The day itself is, of course, a national holiday, replete with a televised concert on the Mall in Washington, solemn ceremonies and salutes in Arlington National Cemetery and, of course, barbeques and baseball games.
But in Dorchester, Memorial Day means Cedar Grove Cemetery and a time-honored ceremony in which neighbors old and new gather by the hundreds to remember the men and women who lived and died before our time— as well as peers who left us too early— all in the name of defending our liberties at home.
A parade starts at 10 a.m. from the McKeon Post on Hilltop Street and follows a now-shortened path to the bucolic burial ground by the banks of the Neponset where so many of us have laid our loved ones to rest. It’s a special, hallowed place, for nearly everyone who gathers here has a connection to the cemetery or to a name engraved nearby.
Monday’s ceremony itself dates far past living memory, to a time when the men of the Union’s Grand Army of the Potomac marched through the Adams Street gates to a plot consecrated for their fallen comrades in the waning years of the turbulent 1860s. On Monday, their descendants — in the form of present-day veterans— will gather around the statue of Benjamin Stone, Jr., a Dorchester man who led Company K of the 11th Massachusetts Regiment in the Army of the Potomac into battle against the Confederacy.
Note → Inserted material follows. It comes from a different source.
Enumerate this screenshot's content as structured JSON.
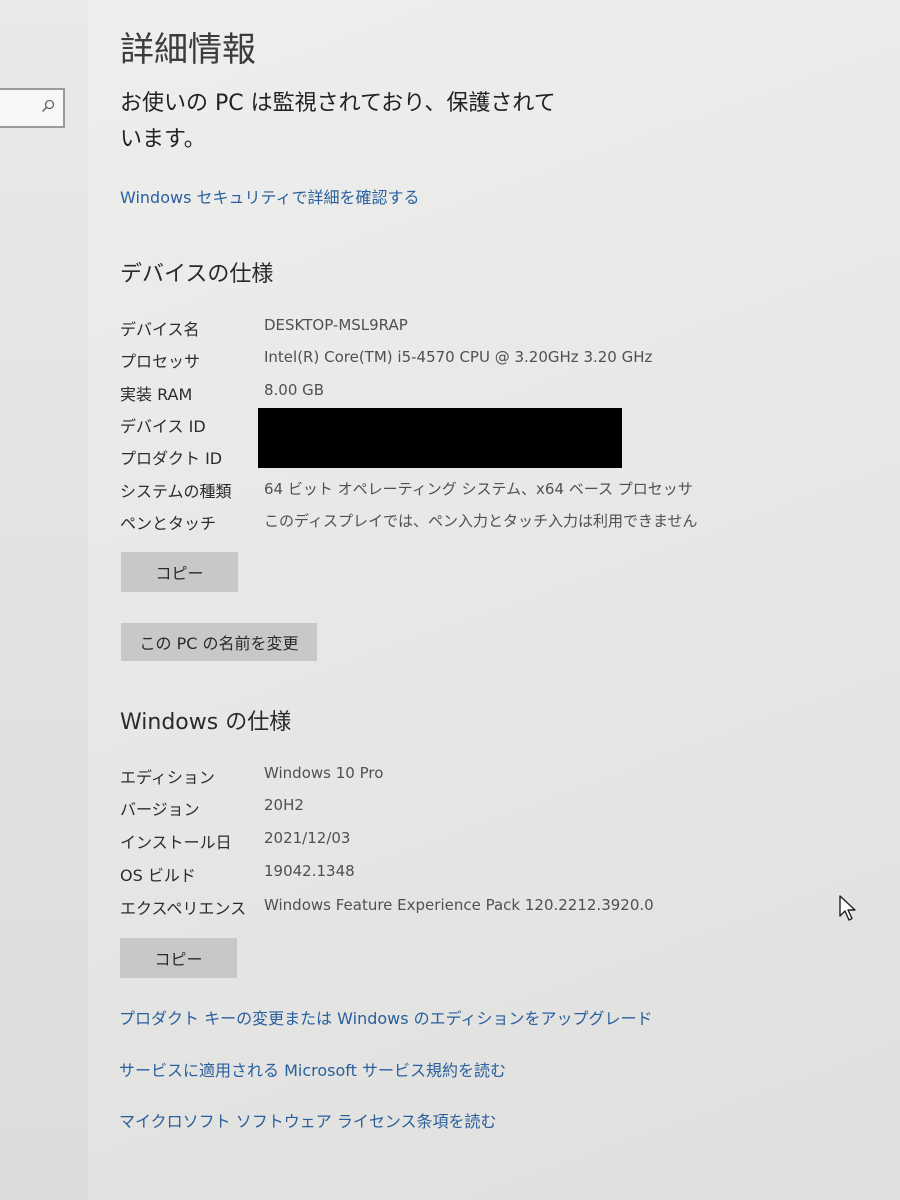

The 43-year-old captain was killed in the Second Battle of Bull Run and later buried in Cedar Grove alongside many of his men who had died on the battlefields of the South.
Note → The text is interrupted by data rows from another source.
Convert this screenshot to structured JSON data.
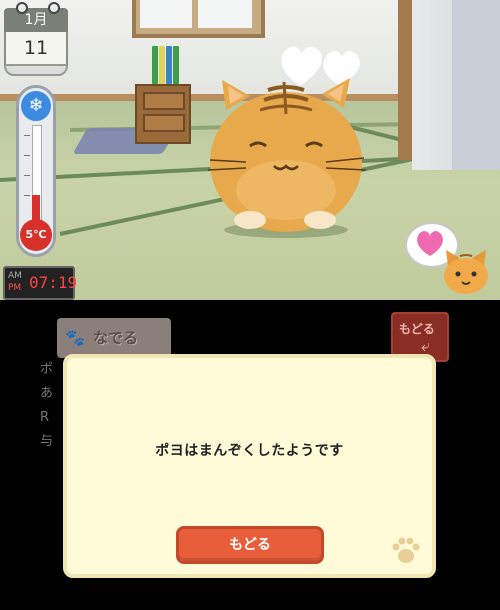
{
  "top_screen": {
    "calendar": {
      "month": "1月",
      "day": "11"
    },
    "thermometer": {
      "temperature_label": "5℃",
      "icon": "snowflake-icon"
    },
    "clock": {
      "am": "AM",
      "pm": "PM",
      "time": "07:19"
    }
  },
  "bottom_screen": {
    "action_tab": {
      "label": "なでる"
    },
    "corner_back": {
      "label": "もどる"
    },
    "side_text": [
      "ポ",
      "あ",
      "R",
      "与"
    ],
    "dialog": {
      "message": "ポヨはまんぞくしたようです",
      "button_label": "もどる"
    }
  },
  "colors": {
    "button": "#e95e3a",
    "dialog_bg": "#fffbd9",
    "cat": "#e7a94b"
  }
}
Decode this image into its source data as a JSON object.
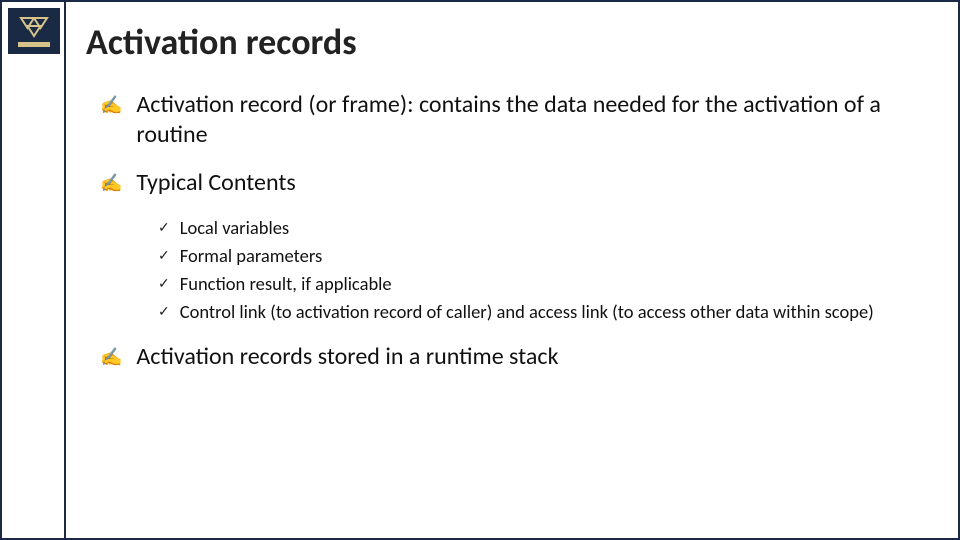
{
  "slide": {
    "title": "Activation records",
    "bullets": [
      {
        "text": "Activation record (or frame):  contains the data needed for the activation of a routine",
        "sub": []
      },
      {
        "text": "Typical Contents",
        "sub": [
          "Local variables",
          "Formal parameters",
          "Function result, if applicable",
          "Control link (to activation record of caller) and access link (to access other data within scope)"
        ]
      },
      {
        "text": "Activation records stored in a runtime stack",
        "sub": []
      }
    ]
  },
  "markers": {
    "level1": "✍",
    "level2": "✓"
  }
}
Then, with the neighborhood’s remaining veterans assembled on an expanse of grass before a reviewing stand, post adjutants will call out the names of the those who have died in the past year. Each year, it seems, the call of names grows longer.
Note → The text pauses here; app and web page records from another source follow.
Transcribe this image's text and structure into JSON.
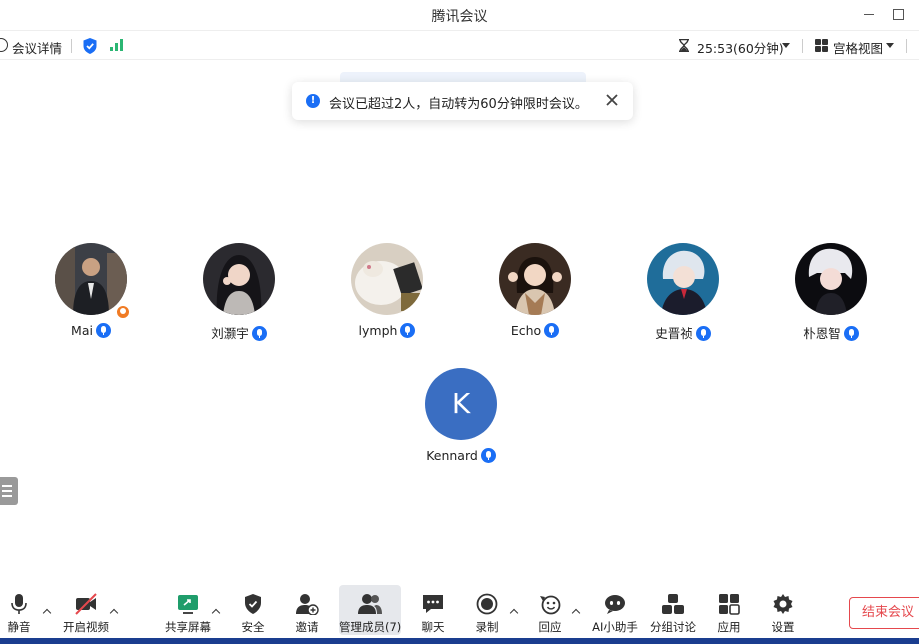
{
  "window": {
    "title": "腾讯会议"
  },
  "topbar": {
    "meeting_info_label": "会议详情",
    "timer_text": "25:53(60分钟)",
    "view_label": "宫格视图"
  },
  "toast": {
    "message": "会议已超过2人，自动转为60分钟限时会议。"
  },
  "participants": [
    {
      "name": "Mai",
      "is_host": true
    },
    {
      "name": "刘灏宇"
    },
    {
      "name": "lymph"
    },
    {
      "name": "Echo"
    },
    {
      "name": "史晋祯"
    },
    {
      "name": "朴恩智"
    },
    {
      "name": "Kennard",
      "avatar_letter": "K"
    }
  ],
  "toolbar": {
    "mute": "静音",
    "video": "开启视频",
    "share": "共享屏幕",
    "security": "安全",
    "invite": "邀请",
    "members": "管理成员(7)",
    "chat": "聊天",
    "record": "录制",
    "react": "回应",
    "ai": "AI小助手",
    "breakout": "分组讨论",
    "apps": "应用",
    "settings": "设置",
    "end": "结束会议"
  },
  "colors": {
    "accent": "#1a6ef5",
    "end": "#e5484d",
    "host_badge": "#f07b24",
    "letter_avatar": "#3a6ec2",
    "bottom_bar": "#1a3d8f"
  }
}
This year, a native son will be at the cemetery to deliver keynote remarks in front of his neighbors on a stage filled with elected officials. U.S. Maring Staff Sgt. Terrence Shane Burke, who lost part of his leg when a roadside bomb detonated next to his Humvee in Falljuah, Iraq, in 2006, will speak on behalf of a new generation of Dorchester servicemen and women who have put themselves in harm’s way for us.
Following the observances at Cedar Grove, many veterans and family members will proceed to the Dorchester Vietnam Memorial on Morrissey Boulevard. A traditional service will be held there at approximately 1 p.m.
These ceremonies are an essential part of who we are as a people. It’s easy for us to take them for granted— and to think that somehow they will continue in perpetuity and spring from the ground like the colorful buds that will adorn Cedar Grove that day. But, like Dorchester Day, many hands have worked quietly for many weeks and months to ensure that Monday’s observances take place without a hitch. We thank those volunteers now for their service to our hometown and for making Memorial Day the very special day it is for all of us here.
– Bill Forry